Royal Bank of Scotland, 80 per cent-owned by the taxpayer, has been criticised again for not living up to claims in its much-hyped ‘customer charter' that it wants to become a better bank.
Andrew Carter, leader of the Conservatives on Leeds City Council, has filed a complaint with the Advertising Standards Authority over a potential breach of a commitment in RBS's charter that it would keep branches open where it is the last bank in town.
The charter, which makes 14 specific customer commitments, applies to both its RBS and NatWest brands. It was launched in June last year and made pledges on everything from serving most branch customers within five minutes through to extending opening hours in its busiest branches.
Carter says that the bank has broken its commitment on not closing the last bank in town after the closure last week of its NatWest branch in Farsley, a town six miles west of Leeds. The closure leaves Farsley without a bank, although the town still has a post office and a branch of the Yorkshire Building Society.
In his letter to the ASA, Carter says: "There is no other bank in Farsley. Neither is there a bank in the adjacent communities of Calverley and Rodley. NatWest says there is a post office and a building society in Farsley, which is true, but they are not banks."
He concludes his letter by saying: "NatWest has once again stretched credulity and twisted words to imply one thing that actually means something quite different. I would really ask that the conduct of NatWest is thoroughly investigated as regards its advertising and future behaviour."
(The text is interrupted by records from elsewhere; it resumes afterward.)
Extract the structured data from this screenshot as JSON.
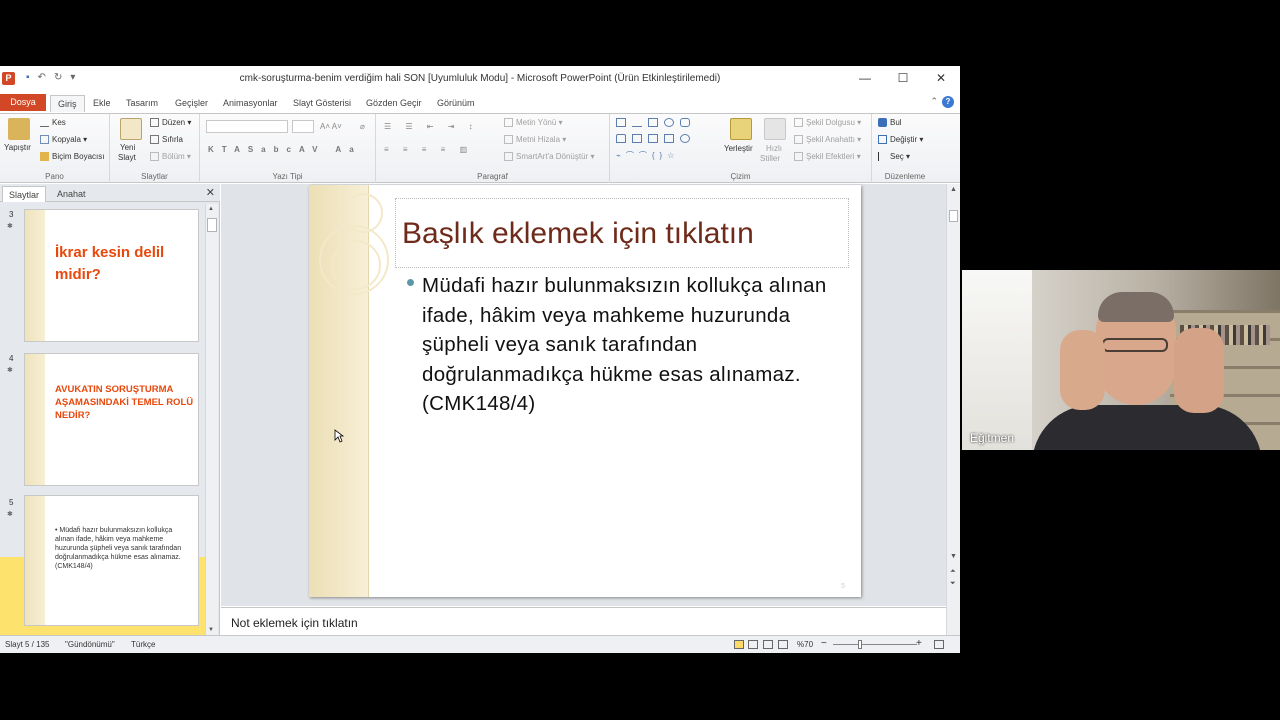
{
  "window": {
    "app_letter": "P",
    "title": "cmk-soruşturma-benim verdiğim hali SON [Uyumluluk Modu]  -  Microsoft PowerPoint (Ürün Etkinleştirilemedi)",
    "min": "—",
    "max": "☐",
    "close": "✕"
  },
  "tabs": {
    "file": "Dosya",
    "items": [
      "Giriş",
      "Ekle",
      "Tasarım",
      "Geçişler",
      "Animasyonlar",
      "Slayt Gösterisi",
      "Gözden Geçir",
      "Görünüm"
    ],
    "help": "?",
    "minimize": "⌃"
  },
  "ribbon": {
    "pano": {
      "label": "Pano",
      "paste": "Yapıştır",
      "cut": "Kes",
      "copy": "Kopyala",
      "format": "Biçim Boyacısı"
    },
    "slaytlar": {
      "label": "Slaytlar",
      "new_slide_1": "Yeni",
      "new_slide_2": "Slayt",
      "layout": "Düzen",
      "reset": "Sıfırla",
      "section": "Bölüm"
    },
    "yazi": {
      "label": "Yazı Tipi"
    },
    "paragraf": {
      "label": "Paragraf",
      "text_dir": "Metin Yönü",
      "align_text": "Metni Hizala",
      "smartart": "SmartArt'a Dönüştür"
    },
    "cizim": {
      "label": "Çizim",
      "arrange": "Yerleştir",
      "quick_1": "Hızlı",
      "quick_2": "Stiller",
      "fill": "Şekil Dolgusu",
      "outline": "Şekil Anahattı",
      "effects": "Şekil Efektleri"
    },
    "duzenleme": {
      "label": "Düzenleme",
      "find": "Bul",
      "replace": "Değiştir",
      "select": "Seç"
    }
  },
  "left_pane": {
    "tab_slides": "Slaytlar",
    "tab_outline": "Anahat",
    "close": "✕",
    "thumbnails": [
      {
        "number": "3",
        "title": "İkrar kesin delil midir?"
      },
      {
        "number": "4",
        "title": "AVUKATIN SORUŞTURMA AŞAMASINDAKİ TEMEL ROLÜ NEDİR?"
      },
      {
        "number": "5",
        "body": "• Müdafi hazır bulunmaksızın kollukça alınan ifade, hâkim veya mahkeme huzurunda şüpheli veya sanık tarafından doğrulanmadıkça hükme esas alınamaz. (CMK148/4)"
      }
    ]
  },
  "slide": {
    "title_placeholder": "Başlık eklemek için tıklatın",
    "body": "Müdafi hazır bulunmaksızın kollukça alınan ifade, hâkim veya mahkeme huzurunda şüpheli veya sanık tarafından doğrulanmadıkça hükme esas alınamaz. (CMK148/4)",
    "page_number": "5"
  },
  "notes": {
    "placeholder": "Not eklemek için tıklatın"
  },
  "status": {
    "slide_info": "Slayt 5 / 135",
    "theme": "\"Gündönümü\"",
    "language": "Türkçe",
    "zoom": "%70",
    "zoom_out": "−",
    "zoom_in": "+"
  },
  "webcam": {
    "label": "Eğitmen"
  },
  "colors": {
    "file_tab": "#d24726",
    "thumb_title": "#e8480c",
    "slide_title": "#6e2a1a",
    "selected_thumb": "#fde26e"
  }
}
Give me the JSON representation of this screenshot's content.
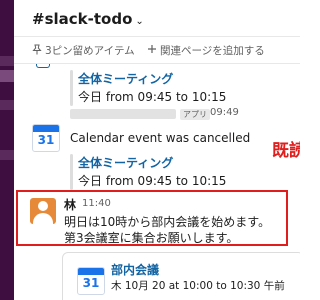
{
  "header": {
    "channel_name": "#slack-todo",
    "chevron": "⌄"
  },
  "bookmarks": {
    "pins_label": "3ピン留めアイテム",
    "add_label": "関連ページを追加する"
  },
  "messages": {
    "first_block": {
      "event_title": "全体ミーティング",
      "event_time": "今日 from 09:45 to 10:15"
    },
    "app_message": {
      "icon_text": "31",
      "badge": "アプリ",
      "time": "09:49",
      "text": "Calendar event was cancelled",
      "event_title": "全体ミーティング",
      "event_time": "今日 from 09:45 to 10:15"
    },
    "user_message": {
      "author": "林",
      "time": "11:40",
      "line1": "明日は10時から部内会議を始めます。",
      "line2": "第3会議室に集合お願いします。"
    },
    "event_card": {
      "icon_text": "31",
      "title": "部内会議",
      "date": "木 10月 20 at 10:00 to 10:30 午前"
    }
  },
  "annotation": {
    "text": "既読",
    "color": "#e01e1e"
  },
  "colors": {
    "sidebar": "#3f0e40",
    "link": "#1264a3",
    "highlight_border": "#e01e1e",
    "avatar": "#e68a3a"
  },
  "icons": {
    "pin": "pin-icon",
    "add": "plus-icon",
    "calendar": "calendar-icon",
    "avatar": "user-avatar-icon"
  }
}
On Friday, the ASA confirmed that it had received Carter's complaint and that it would be assessed.
From / Gulf News